The invasion of the Philippines started on 8 December 1941, ten hours after the attack on Pearl Harbor. As at Pearl Harbor, American aircraft were severely damaged in the initial Japanese attack. Lacking air cover, the American Asiatic Fleet in the Philippines withdrew to Java on 12 December 1941. General Douglas MacArthur was ordered out, leaving his men at Corregidor on the night of 11 March 1942 for Australia, 4,000 km away. The 76,000 starving and sick American and Filipino defenders on Bataan surrendered on 9 April 1942, and were forced to endure the infamous Bataan Death March on which 7,000–10,000 died or were murdered. The 13,000 survivors on Corregidor surrendered on 6 May.
Japan occupied the Philippines for over three years, until the surrender of Japan. A highly effective guerilla campaign by Philippine resistance forces controlled sixty percent of the islands, mostly jungle and mountain areas. MacArthur supplied them by submarine, and sent reinforcements and officers. Filipinos remained loyal to the United States, partly because of the American guarantee of independence, and also because the Japanese had pressed large numbers of Filipinos into work details and even put young Filipino women into brothels.General MacArthur kept his promise to return to the Philippines on 20 October 1944. The landings on the island of Leyte were accompanied by a force of 700 vessels and 174,000 men. Through December 1944, the islands of Leyte and Mindoro were cleared of Japanese soldiers. During the campaign, the Imperial Japanese Army conducted a suicidal defense of the islands. Cities such as Manila were reduced to rubble. Between 500,000 and 1,000,000 Filipinos died during the Japanese Occupation Period.List of Russian women writers
This is a list of women writers who were born in Russia or whose writings are closely associated with that country.Orator
An orator, or oratist, is a public speaker, especially one who is eloquent or skilled.Rhenish nationalism
Rhenish nationalism is the point of view that asserts that Rhinelanders are a nation and promotes the cultural unity of Rhinelanders.Sierra Leonean cuisine
Sierra Leonean cuisine consists of the cooking traditions and practices from Sierra Leone. It follows the traditions of other West African cuisines.Slavery in Iran
A History of slavery in Iran (Persia) during various ancient, medieval, and modern periods is sparsely cataloged.Swabian nationalism
Swabian nationalism is the nationalism that asserts that Swabians are a nation and promotes the cultural unity of Swabians.The Freeman
The Freeman (formerly published as The Freeman: Ideas on Liberty or Ideas on Liberty) is a defunct American libertarian magazine, formerly published by the Foundation for Economic Education (FEE). It was founded in 1950 by John Chamberlain, Henry Hazlitt, and Suzanne La Follette. The magazine was purchased by an FEE-owned company in 1954, and FEE took over direct control of the magazine in 1956.
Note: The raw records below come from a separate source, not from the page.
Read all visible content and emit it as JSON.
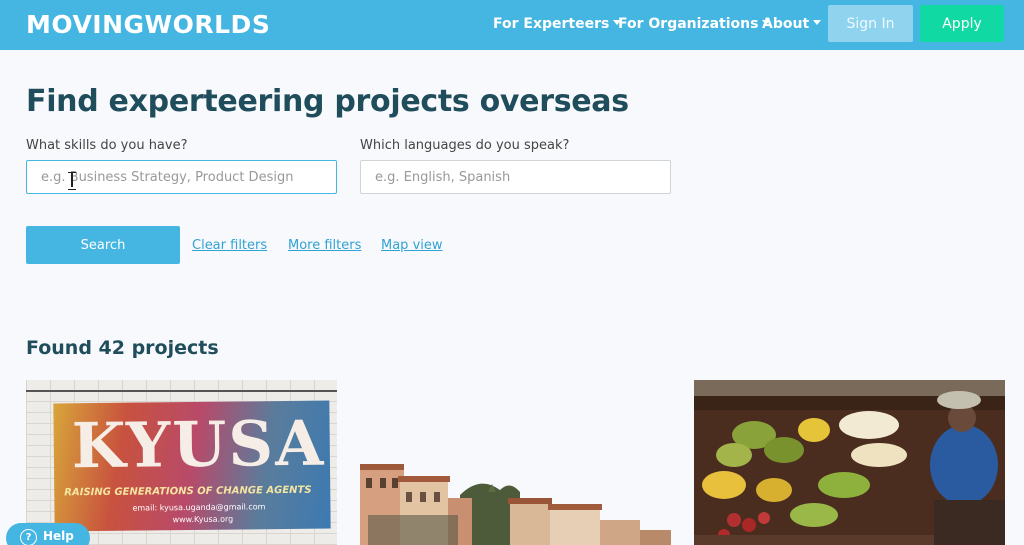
{
  "header": {
    "logo": "MOVINGWORLDS",
    "nav": [
      {
        "label": "For Experteers"
      },
      {
        "label": "For Organizations"
      },
      {
        "label": "About"
      }
    ],
    "signin_label": "Sign In",
    "apply_label": "Apply"
  },
  "search": {
    "title": "Find experteering projects overseas",
    "skills_label": "What skills do you have?",
    "skills_placeholder": "e.g. Business Strategy, Product Design",
    "languages_label": "Which languages do you speak?",
    "languages_placeholder": "e.g. English, Spanish",
    "search_label": "Search",
    "clear_label": "Clear filters",
    "more_label": "More filters",
    "map_label": "Map view"
  },
  "results": {
    "found_label": "Found 42 projects",
    "cards": [
      {
        "banner_word": "KYUSA",
        "banner_subtitle": "RAISING GENERATIONS OF CHANGE AGENTS",
        "banner_email": "email: kyusa.uganda@gmail.com",
        "banner_web": "www.Kyusa.org"
      },
      {},
      {}
    ]
  },
  "help": {
    "label": "Help"
  },
  "colors": {
    "brand": "#45b6e2",
    "apply": "#11d9a3",
    "heading": "#1f4d5c",
    "link": "#2fa3d3"
  }
}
In September 2016, FEE announced it would permanently end publication of the Freeman.Titian hair
Titian is a tint of red hair, most commonly described as brownish-orange in color. It is often confused with Venetian and auburn.Vardar Macedonia
Vardar Macedonia (Macedonian and Serbian: Вардарска Македонија, Vardarska Makedonija) was the name given to the territory of the Kingdom of Serbia and Kingdom of Yugoslavia roughly corresponding to today's North Macedonia. It covers the northwestern part of geographical Macedonia, whose modern borders came to be defined by the mid-19th century.